Everybody must get stoned! | PostIndependent.com

Everybody must get stoned!

Fried Rice
Heidi Rice
Glenwood Springs, CO Colorado
Heidi Rice

OK, maybe it was cool back in the ’70s to be high at work, but that doesn’t seem to be a good idea these days.

Or is it?

Now that medical marijuana is legal by state law in Colorado, employers are now facing whether or not it is cool (or legal) to have their employees come to work high.

Why NOT? is our answer. I’d rather have a happy, high co-worker than a grumpy ol’ alcoholic hungover one any day of the week. High people are fun! High people laugh a lot!

I recently attended a seminar in which they were informing employers about the repercussions of having employees that were high on marijuana and how to handle them.

The person conducting the seminar – a local attorney – made it a point that he would not be giving legal advice, but at the same time advised employers that while pot might be legal medically in the state, it still was illegal according to federal law.

Blah, blah, blah.

Let’s get to the good stuff. Can you or can you not get stoned and go to work? Or get stoned AT work?

First let’s look at the ramifications.

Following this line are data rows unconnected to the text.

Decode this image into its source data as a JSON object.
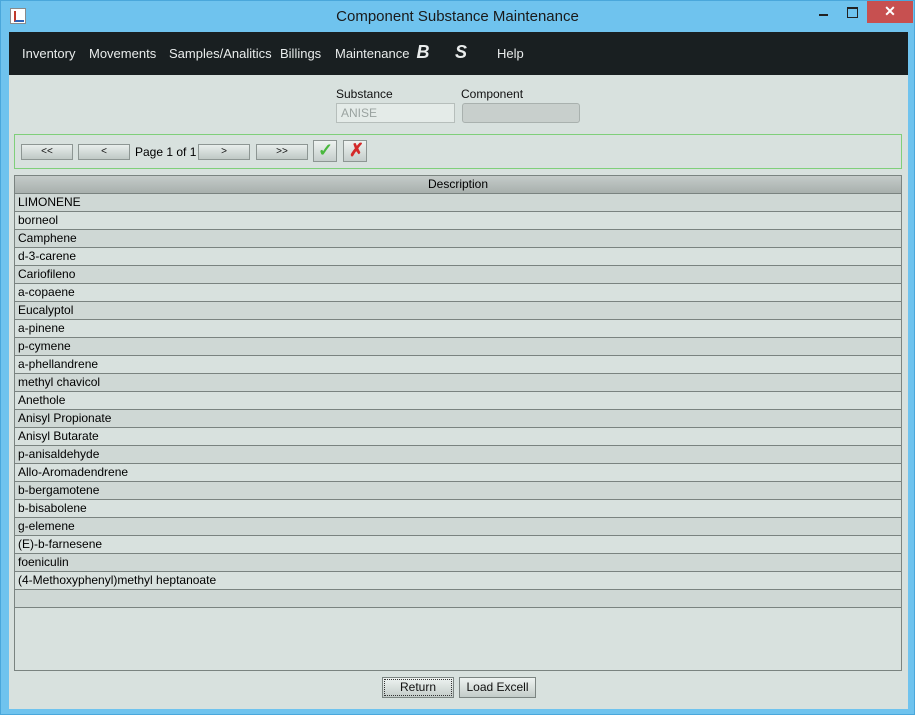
{
  "window": {
    "title": "Component Substance Maintenance",
    "close_glyph": "✕"
  },
  "menu": {
    "items": [
      "Inventory",
      "Movements",
      "Samples/Analitics",
      "Billings",
      "Maintenance",
      "Help"
    ],
    "icon_b": "B",
    "icon_s": "S"
  },
  "form": {
    "substance_label": "Substance",
    "substance_value": "ANISE",
    "component_label": "Component",
    "component_value": ""
  },
  "pager": {
    "first_label": "<<",
    "prev_label": "<",
    "page_text": "Page 1 of 1",
    "next_label": ">",
    "last_label": ">>"
  },
  "table": {
    "header": "Description",
    "rows": [
      "LIMONENE",
      "borneol",
      "Camphene",
      "d-3-carene",
      "Cariofileno",
      "a-copaene",
      "Eucalyptol",
      "a-pinene",
      "p-cymene",
      "a-phellandrene",
      "methyl chavicol",
      "Anethole",
      "Anisyl Propionate",
      "Anisyl Butarate",
      "p-anisaldehyde",
      "Allo-Aromadendrene",
      "b-bergamotene",
      "b-bisabolene",
      "g-elemene",
      "(E)-b-farnesene",
      "foeniculin",
      "(4-Methoxyphenyl)methyl heptanoate",
      ""
    ]
  },
  "buttons": {
    "return_label": "Return",
    "load_excel_label": "Load Excell"
  },
  "colors": {
    "titlebar": "#6fc3ee",
    "menubar": "#191f21",
    "panel": "#d8e1de",
    "close": "#c75050",
    "ok": "#49b83d",
    "cancel": "#d42a2a"
  }
}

Standing outside in the smoking area and lighting up is OK, although these days people are still walking by and shaking their heads, wondering why it is legal to commit suicide. …

And then there is the impairment factor that goes along with “medical marijuana.” Medical or not, when you are stoned, you are impaired, my friend. You certainly don’t hear of “medical alcohol.”

The signs of the drugs may not be the same – with one causing you to drive recklessly in a car while on the other you may drive up to a green light and stop – but they’re both signs of impairment. But being high on marijuana in the workplace may not only bring relief from chronic physical pain, but also the pain of being at work in the first place.

Imagine everyone in the office totally stoned and the movie “Office Space” being played on the TV screen. Of course, no one would really do anything productive, but there sure would be a lot of happy, laughing employees. …

“How would a person know if their employee is high on marijuana?” someone asked seriously at the seminar.

Ummm … they have an inordinate amount of snacks from the vending machine at their desk … they are laughing at nothing in particular … they’re asleep …

“What’s the best kind of weed to use?” another person asked.

The attorney pretty much balked.

“I, uh, am not prepared to answer that question,” he said honestly. “But there is a difference between Acapulco Gold and skunk weed.”

To me, it sounded like this attorney knew EXACTLY what the difference was. I was waiting for him to recommend that we all watch the 1970s movie, “Cheech and Chong.”

So, you can legally go to work, like, totally hungover, but you can’t go to work high? What’s up with that?

I looked around the room at the other people at the seminar.

“What do you think?” I whispered and poked the city’s recreation director across the table from me.

“Don’t even START with me, Heidi,” he hissed and tried to ignore me.

But the city was about to launch a campaign for a community garden, and I thought plots of medical marijuana would be kind of cool.

Here are your tomatoes … your cucumbers … your zucchini and … my, my, my … what do we have here?

Mary, Mary, quite contrary, how does you garden grow?

With lots of seeds and lots of weed and high people all in a row. …

Heidi Rice is a reporter for the Post Independent. Her column runs every Friday. Visit her web site at http://www.heidirice.com to see more columns or buy her book collection, “Skully Says Shut It!”

Start a dialogue, stay on topic and be civil.
If you don't follow the rules, your comment may be deleted.